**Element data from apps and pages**
'''
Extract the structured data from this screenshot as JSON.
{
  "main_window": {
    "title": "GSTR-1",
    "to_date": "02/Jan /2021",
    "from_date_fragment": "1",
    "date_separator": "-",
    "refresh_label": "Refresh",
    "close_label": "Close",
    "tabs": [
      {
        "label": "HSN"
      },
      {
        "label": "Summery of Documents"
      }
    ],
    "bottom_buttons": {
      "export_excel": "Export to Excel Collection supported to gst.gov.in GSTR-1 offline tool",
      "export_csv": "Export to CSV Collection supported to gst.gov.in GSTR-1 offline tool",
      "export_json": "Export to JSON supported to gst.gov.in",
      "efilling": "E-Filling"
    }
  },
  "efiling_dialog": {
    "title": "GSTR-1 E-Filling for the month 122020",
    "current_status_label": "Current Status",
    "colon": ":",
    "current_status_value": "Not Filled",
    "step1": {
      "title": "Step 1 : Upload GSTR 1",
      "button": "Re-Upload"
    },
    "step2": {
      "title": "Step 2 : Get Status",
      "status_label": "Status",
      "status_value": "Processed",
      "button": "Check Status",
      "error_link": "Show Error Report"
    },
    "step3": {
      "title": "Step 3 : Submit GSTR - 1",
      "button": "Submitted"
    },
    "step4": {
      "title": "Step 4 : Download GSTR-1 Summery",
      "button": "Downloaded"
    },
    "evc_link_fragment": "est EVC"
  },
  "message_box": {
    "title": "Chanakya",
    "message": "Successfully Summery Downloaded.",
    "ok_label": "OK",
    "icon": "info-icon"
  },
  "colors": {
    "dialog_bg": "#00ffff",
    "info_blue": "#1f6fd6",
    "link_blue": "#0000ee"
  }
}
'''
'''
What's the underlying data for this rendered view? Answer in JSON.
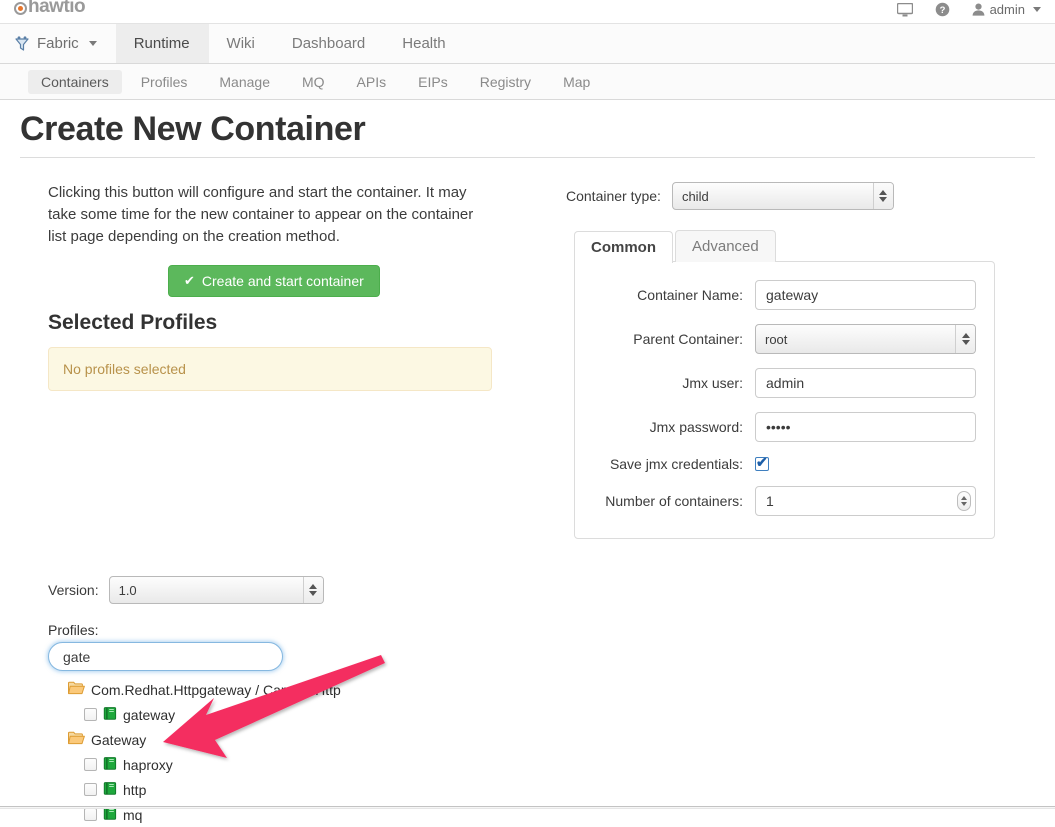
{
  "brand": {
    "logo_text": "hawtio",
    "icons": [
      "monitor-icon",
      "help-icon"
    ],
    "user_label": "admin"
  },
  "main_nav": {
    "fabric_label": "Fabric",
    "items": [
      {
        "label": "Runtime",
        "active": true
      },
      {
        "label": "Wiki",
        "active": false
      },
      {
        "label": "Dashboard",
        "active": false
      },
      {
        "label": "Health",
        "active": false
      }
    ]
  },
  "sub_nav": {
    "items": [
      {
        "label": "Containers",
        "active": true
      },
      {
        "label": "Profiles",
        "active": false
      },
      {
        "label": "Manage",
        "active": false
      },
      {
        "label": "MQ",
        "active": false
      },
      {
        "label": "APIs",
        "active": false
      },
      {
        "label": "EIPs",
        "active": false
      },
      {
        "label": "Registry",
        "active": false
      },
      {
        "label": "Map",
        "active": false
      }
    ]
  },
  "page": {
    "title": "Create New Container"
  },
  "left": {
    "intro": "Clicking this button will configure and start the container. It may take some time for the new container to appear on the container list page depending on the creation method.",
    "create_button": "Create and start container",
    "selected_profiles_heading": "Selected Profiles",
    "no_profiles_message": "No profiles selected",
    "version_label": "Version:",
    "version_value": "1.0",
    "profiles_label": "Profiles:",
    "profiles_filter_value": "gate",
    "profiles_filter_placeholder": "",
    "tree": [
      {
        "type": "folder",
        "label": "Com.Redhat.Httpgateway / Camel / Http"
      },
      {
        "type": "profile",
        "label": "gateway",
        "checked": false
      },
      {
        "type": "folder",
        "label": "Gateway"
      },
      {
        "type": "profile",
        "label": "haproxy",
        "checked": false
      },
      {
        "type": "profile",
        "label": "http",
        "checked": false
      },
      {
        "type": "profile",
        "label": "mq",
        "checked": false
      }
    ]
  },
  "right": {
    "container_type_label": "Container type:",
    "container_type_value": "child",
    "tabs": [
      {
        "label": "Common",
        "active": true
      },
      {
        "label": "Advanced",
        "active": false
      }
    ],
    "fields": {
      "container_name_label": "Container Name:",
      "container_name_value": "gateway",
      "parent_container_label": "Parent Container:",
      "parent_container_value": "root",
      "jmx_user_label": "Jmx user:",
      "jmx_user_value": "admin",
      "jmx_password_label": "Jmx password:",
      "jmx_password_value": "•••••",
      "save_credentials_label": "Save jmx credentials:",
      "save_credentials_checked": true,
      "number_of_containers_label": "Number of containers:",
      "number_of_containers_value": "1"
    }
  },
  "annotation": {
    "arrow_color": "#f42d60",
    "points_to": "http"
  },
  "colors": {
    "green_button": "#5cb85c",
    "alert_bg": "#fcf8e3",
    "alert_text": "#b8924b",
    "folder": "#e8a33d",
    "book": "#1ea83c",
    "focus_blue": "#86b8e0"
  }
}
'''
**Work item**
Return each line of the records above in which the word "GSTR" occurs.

**Reply**
    "title": "GSTR-1",
      "export_excel": "Export to Excel Collection supported to gst.gov.in GSTR-1 offline tool",
      "export_csv": "Export to CSV Collection supported to gst.gov.in GSTR-1 offline tool",
    "title": "GSTR-1 E-Filling for the month 122020",
      "title": "Step 1 : Upload GSTR 1",
      "title": "Step 3 : Submit GSTR - 1",
      "title": "Step 4 : Download GSTR-1 Summery",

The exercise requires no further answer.